Car washes are big mechanical machines and big mechanical machines need attention because they incur normal wear and tear damage. Preventative maintenance is the key to success here and the most successful operators have a maintenance plan in place and a plan of action in case of emergency.
Where a lot of new self-service car wash owners fail is the basic maintenance of their new acquisition. Most of these facilities have been around for a long time, some as long as 40-plus years. The equipment is probably just as old, but the prior owner knew how to maintain it and keep it running smoothly.
When car wash bays and equipment are down, customers take note. It doesn't make a good impression when something breaks and the owner doesn't fix it pretty quickly. I've seen many owners start their decline by thinking it's just one bay, I'll take care of it later when I have more money. Then, bay two goes down. Revenue begins to decrease and then another bay goes down – thus begins the cycle of death of the business.

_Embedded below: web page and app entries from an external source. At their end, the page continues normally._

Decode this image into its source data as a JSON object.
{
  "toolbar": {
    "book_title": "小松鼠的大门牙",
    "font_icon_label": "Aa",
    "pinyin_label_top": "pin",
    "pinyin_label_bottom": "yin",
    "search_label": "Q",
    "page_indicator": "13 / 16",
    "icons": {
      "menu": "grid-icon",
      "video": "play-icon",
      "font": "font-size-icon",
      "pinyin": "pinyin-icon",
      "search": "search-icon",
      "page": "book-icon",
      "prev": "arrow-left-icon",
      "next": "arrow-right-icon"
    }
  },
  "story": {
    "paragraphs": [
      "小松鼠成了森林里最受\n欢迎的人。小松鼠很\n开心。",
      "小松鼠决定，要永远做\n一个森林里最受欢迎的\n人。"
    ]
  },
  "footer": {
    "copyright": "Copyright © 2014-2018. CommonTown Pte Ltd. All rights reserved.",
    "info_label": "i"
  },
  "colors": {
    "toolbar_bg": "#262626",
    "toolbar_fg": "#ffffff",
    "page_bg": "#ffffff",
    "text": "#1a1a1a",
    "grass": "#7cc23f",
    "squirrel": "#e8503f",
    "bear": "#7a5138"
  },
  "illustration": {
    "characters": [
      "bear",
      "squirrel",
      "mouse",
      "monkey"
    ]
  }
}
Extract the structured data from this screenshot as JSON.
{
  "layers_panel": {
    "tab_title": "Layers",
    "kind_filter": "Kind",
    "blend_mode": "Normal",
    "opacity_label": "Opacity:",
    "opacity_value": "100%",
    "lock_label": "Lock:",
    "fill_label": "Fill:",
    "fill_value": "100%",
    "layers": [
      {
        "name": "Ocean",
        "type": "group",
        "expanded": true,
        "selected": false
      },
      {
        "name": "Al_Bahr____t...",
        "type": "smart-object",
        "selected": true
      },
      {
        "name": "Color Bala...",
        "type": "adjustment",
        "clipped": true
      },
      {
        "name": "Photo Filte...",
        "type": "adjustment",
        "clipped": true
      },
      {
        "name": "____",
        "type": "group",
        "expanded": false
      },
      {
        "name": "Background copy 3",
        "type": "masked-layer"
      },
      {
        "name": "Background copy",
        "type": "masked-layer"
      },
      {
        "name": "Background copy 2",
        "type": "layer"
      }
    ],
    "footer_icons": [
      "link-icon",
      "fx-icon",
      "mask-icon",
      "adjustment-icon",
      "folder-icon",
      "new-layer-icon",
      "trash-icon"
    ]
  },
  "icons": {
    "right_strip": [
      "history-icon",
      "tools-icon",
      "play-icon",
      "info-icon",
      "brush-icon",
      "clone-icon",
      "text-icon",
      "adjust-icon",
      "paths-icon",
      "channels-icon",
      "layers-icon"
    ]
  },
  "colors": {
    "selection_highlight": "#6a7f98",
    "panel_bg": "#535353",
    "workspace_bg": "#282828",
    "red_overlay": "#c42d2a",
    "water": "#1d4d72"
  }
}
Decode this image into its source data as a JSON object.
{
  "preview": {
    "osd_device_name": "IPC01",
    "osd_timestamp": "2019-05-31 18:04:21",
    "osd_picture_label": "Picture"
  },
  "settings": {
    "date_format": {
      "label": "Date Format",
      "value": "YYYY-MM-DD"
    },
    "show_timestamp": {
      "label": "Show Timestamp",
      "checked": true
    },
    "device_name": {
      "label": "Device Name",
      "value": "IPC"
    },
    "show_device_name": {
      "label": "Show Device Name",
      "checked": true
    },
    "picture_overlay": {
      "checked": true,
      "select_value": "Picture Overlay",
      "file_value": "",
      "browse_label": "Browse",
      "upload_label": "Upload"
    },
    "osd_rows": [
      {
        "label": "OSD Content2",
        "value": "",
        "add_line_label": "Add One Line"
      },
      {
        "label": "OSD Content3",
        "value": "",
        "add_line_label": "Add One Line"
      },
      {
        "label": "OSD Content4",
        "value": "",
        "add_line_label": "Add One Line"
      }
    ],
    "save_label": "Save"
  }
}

"Look what your car wash did to my car!" "The soap's not strong enough!" "The soap's too strong!" "Your foam brush isn't thick enough!" "Your foam brush is too thick!"
I could go on and on.
You'll have to be prepared to deal with grumpy customers who may or may not have legitimate complaints. Help the ones you can, but remember: not everyone is a good customer. Learn who your regulars are and encourage them to keep coming back.
The first year is the hardest for the new owner. The Ugly and The Bad parts of the business can be alleviated with proper knowledge and resources as you enter this new endeavor. Learning how to successfully run a profitable self-serve car wash means:
Absentee owner - If your plan is to purchase a self-serve car wash as an absentee owner, then be sure to hire the necessary people to staff it and fix it when necessary.
All previous problems aside, this really is a fun business. For most people, car washing is fun. They go into your facility with one of their most valuable assets dirty - and come out clean, often feeling good about themselves and the service you've provided. I often tell my guys that being in the car wash business is like being 5 years old every day. Who didn't love washing their car with their mom and dad at 5 years old? It's a fun and happy endeavor - and you get to help people.
It is also a business that you can make good money doing and that you can grow as fast or as slow as you desire. It isn't easy - but it is rewarding. If you are keeping up with the basics and can tolerate a little pain, your days are yours for the most part.
Owning a self service car wash is a great business as long as you go into it with your eyes wide open. You should know what it's going to take to make the business successful and you should be willing to put in the effort to succeed. Nothing in life that is good is easy and not everything that's easy in life is good. The same applies to any business venture you undertake.
For a site survey assessment for a self-service car wash, get an expert opinion from AutoBrite at www.autobriteco.com today.
About The Author
Lawrence Stovall is a contributing writer to the AutoBrite Company blog. He is a witty engineer, owner of multiple businesses, a retired Officer and a graduate of the Naval Academy. Lawrence was born in San Antonio and traveled the world extensively, particularly Asia, with the military career. When not working (because working is fun) he spends time reading, hunting and enjoying his Texas Hill Country home with his family.